Presently, only specific states such as Arunachal Pradesh, Sikkim, Andhra Pradesh, and Odisha conduct their assembly polls concurrently with the Lok Sabha elections. The rest follow staggered election cycles, contributing to frequent electoral exercises.
Reports and Perspectives on One Nation One Election:
The Law Commission of India (LCI), led by Justice B. S. Chauhan, issued a draft report in 2018, scrutinizing simultaneous elections. The report recognized potential benefits, including cost savings and focused governance, but it also underscored the constitutional and legal complexities surrounding the proposal.
Notably, the LCI, as early as 1999, supported the concept of simultaneous elections. This historical context reveals that the idea has been debated over time.
Challenges and Concerns:
- Reduction in election expenditure
- Enhanced governance and policy continuity
- Increased voter turnout
- Reduced political manipulation
- Logistical challenges
- Dominance of national issues
- Risk of single-issue campaigns
- Potential for weakened federalism
The ONOE plan encounters several roadblocks. Feasibility and constitutional implications arise due to the fixed tenures outlined in the Constitution for the Lok Sabha and State Assemblies.
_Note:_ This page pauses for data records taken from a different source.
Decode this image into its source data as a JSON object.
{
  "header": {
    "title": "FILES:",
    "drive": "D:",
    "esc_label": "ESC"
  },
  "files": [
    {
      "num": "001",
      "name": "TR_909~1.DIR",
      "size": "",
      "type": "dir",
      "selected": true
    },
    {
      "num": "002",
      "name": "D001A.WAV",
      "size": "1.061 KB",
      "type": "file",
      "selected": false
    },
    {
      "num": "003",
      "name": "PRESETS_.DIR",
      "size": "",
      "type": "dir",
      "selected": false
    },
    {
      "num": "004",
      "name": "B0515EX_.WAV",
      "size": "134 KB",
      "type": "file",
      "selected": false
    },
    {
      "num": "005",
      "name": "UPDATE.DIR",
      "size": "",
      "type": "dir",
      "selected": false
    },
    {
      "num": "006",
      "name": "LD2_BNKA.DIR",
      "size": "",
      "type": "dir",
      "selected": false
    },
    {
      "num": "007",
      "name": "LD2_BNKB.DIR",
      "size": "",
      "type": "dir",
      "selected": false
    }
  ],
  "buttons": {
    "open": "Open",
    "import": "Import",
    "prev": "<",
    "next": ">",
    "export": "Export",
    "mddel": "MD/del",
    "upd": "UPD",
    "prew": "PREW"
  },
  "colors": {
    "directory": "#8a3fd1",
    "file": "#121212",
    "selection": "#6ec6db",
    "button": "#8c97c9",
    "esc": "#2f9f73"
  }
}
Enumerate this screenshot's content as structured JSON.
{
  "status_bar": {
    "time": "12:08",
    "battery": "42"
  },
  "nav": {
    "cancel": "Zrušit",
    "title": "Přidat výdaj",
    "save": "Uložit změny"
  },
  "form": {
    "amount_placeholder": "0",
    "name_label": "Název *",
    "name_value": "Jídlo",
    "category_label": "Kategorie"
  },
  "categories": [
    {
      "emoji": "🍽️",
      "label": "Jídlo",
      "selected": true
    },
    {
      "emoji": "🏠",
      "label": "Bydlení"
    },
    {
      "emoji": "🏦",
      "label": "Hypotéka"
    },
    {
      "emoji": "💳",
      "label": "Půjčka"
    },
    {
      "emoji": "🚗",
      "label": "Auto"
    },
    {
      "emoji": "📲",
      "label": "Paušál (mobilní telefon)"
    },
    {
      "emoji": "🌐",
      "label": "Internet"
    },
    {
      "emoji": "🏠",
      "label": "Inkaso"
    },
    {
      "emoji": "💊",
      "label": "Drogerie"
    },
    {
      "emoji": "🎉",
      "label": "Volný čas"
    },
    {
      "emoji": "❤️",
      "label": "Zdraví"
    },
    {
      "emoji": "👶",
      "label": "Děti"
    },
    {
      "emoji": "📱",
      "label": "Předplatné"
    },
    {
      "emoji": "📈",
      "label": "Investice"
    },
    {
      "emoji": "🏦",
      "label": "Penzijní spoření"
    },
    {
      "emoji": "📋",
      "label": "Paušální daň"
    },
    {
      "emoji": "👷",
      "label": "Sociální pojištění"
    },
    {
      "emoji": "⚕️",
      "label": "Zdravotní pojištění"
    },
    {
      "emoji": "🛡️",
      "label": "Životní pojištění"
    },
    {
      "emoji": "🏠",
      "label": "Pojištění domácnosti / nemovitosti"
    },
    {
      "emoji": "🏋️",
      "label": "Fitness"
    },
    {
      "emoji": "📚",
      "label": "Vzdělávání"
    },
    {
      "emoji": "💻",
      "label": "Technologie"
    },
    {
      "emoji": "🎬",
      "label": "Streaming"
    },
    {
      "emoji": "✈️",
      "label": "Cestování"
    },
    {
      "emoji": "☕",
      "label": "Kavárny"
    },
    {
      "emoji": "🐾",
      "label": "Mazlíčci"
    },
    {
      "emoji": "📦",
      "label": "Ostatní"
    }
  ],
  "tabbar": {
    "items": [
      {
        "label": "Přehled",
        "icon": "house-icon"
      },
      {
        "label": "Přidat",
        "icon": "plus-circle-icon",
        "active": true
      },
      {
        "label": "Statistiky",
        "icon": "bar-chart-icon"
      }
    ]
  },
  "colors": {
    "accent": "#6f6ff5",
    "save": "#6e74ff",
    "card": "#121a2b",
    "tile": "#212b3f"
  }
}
Maintaining stability and conducting fresh elections in case of mid-term government collapse presents a significant challenge.
ONOE also raises concerns regarding federalism and conceptual incompatibility. Altering the balance between the Union and the States could impact state governments’ autonomy and authority.
Moreover, the blending of national and state issues could dilute accountability mechanisms and result in a less-focused governance approach.
The Way Forward:
To navigate this complex terrain, a comprehensive constitutional review is imperative. Legal experts should meticulously assess necessary amendments, and a contingency plan to handle midterm government collapses should be developed.
Balancing federalism and centralization is crucial. Engaging in dialogues with state governments to understand and address their concerns about centralization can pave the way for a balanced framework.
Exploring a hybrid accountability model, which retains staggered elections for select states while implementing ONOE for others, could promote effective governance.
Conducting an independent and transparent cost-benefit analysis is essential to address misconceptions about the financial implications of ONOE.
Lastly, a phased approach, beginning with pilot projects in a limited number of states, allows for the assessment of challenges and insights before nationwide adoption.
The proposal for ‘One Nation One Election’ holds the potential to transform India’s electoral landscape, but it demands careful consideration, balancing the benefits with the challenges. As India’s democracy navigates its complex dynamics and diverse contexts, a well-rounded understanding is crucial before implementing such a significant change.